And panels, of course. Lots of panels. All talking about some element of hedge fund strategy or the macroeconomic picture. (The drinking-game words this morning were risk, leverage, and Ben Bernanke.)
The secret of SALT is that the real high rollers don't go to the panels. They spend their days in poolside cabanas and their nights at the casino. Many hedge fund managers play poker, baccarat, and other favored games of the capital class. But maybe one of them will try out this Ghostbusters slot machine.
By lunchtime on Wednesday, some SALT attendees had already bolted out to the pool. Later tonight, it'll be decorated in a Cinco de Mayo theme for Scaramucci's legendary annual pool party. (Tomorrow night, Train is performing.)
The dress code at SALT is business attire, and most people here dress in boring gray and navy blue suits not worth photographing. Except this guy; he's cool.

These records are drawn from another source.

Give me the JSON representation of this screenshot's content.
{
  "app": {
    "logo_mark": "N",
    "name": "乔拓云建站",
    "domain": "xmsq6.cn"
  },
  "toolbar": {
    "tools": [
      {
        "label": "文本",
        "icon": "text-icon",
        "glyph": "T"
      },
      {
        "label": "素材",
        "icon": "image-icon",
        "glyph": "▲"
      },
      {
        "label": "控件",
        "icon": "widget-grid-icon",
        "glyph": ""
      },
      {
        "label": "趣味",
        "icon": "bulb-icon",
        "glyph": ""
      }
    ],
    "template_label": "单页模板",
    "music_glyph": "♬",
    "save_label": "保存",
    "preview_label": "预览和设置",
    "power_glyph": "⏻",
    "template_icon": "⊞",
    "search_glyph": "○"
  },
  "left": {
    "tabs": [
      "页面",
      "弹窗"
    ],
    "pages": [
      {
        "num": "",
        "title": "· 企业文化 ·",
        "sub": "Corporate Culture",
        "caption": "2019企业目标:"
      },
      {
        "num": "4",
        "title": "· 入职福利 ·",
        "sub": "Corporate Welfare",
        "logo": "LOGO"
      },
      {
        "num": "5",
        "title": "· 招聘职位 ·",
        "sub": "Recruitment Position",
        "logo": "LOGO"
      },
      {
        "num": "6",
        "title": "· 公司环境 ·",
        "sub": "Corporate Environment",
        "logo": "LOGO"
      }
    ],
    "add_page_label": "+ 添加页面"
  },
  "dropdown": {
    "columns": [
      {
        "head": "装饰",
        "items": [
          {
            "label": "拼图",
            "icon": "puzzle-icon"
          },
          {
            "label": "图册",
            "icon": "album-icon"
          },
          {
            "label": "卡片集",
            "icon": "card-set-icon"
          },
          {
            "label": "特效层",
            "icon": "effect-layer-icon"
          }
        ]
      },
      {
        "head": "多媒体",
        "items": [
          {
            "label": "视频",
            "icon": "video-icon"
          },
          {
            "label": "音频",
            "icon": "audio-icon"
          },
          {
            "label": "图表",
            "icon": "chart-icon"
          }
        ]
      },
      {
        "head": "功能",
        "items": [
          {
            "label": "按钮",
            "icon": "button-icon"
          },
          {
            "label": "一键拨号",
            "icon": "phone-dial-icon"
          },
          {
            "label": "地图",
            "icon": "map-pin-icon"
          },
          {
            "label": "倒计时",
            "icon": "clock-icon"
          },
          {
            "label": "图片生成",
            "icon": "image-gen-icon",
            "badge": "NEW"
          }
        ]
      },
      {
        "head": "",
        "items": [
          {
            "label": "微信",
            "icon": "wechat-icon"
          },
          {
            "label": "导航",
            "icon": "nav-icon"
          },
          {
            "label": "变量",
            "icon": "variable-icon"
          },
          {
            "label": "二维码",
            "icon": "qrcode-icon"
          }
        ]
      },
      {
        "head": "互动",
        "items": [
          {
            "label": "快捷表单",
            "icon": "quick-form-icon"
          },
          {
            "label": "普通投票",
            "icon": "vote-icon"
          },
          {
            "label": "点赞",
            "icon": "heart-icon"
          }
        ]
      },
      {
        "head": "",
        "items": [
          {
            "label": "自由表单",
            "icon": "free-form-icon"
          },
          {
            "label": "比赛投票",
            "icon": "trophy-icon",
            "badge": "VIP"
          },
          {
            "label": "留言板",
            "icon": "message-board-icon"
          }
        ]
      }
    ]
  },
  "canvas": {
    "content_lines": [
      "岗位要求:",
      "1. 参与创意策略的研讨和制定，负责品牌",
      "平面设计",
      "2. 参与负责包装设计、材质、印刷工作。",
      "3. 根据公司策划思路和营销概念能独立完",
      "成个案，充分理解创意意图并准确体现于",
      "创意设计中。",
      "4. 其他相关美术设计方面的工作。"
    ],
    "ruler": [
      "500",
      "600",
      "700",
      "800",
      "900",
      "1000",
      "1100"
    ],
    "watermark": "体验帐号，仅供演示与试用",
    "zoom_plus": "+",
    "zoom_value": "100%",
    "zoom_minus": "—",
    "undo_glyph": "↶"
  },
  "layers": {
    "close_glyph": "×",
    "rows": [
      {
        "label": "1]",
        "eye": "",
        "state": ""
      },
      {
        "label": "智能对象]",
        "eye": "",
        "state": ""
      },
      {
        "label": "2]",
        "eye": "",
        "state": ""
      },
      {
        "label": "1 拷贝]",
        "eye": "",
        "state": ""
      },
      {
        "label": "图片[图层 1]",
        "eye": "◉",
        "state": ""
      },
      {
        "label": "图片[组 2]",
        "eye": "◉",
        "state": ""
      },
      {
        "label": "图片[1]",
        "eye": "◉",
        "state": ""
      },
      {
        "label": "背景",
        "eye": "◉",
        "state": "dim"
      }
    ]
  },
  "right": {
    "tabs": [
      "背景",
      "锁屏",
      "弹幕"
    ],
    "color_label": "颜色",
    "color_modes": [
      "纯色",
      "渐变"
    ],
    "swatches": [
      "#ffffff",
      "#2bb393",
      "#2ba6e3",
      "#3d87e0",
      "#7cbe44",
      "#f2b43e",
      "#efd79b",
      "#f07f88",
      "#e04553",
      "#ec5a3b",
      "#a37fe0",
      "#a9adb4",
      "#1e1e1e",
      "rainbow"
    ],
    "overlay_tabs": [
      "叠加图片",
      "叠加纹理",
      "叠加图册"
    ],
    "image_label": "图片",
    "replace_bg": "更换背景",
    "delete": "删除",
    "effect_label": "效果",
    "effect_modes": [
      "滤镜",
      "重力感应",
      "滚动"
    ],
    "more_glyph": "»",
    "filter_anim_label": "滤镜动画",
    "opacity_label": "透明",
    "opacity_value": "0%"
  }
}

Alas, I don't know if this guy was here for SALT or simply a Vegas tourist. But his deck-of-cards suit is snazzy.
The mood at SALT this year is a little muted. Hedge funds aren't performing well, relative to the overall stock market, and many investors are beginning to question whether the fee-heavy world of alternative investments is worth it. That, among many other questions about the state of affairs in Hedgistan, will be discussed this week.
Still, it won't be all business. When not attending dour hand-wringing panels and celebrity guest appearances, it's a good bet that sometime over the next three days, a bunch of hedgies in Vegas will find a way to get their kicks.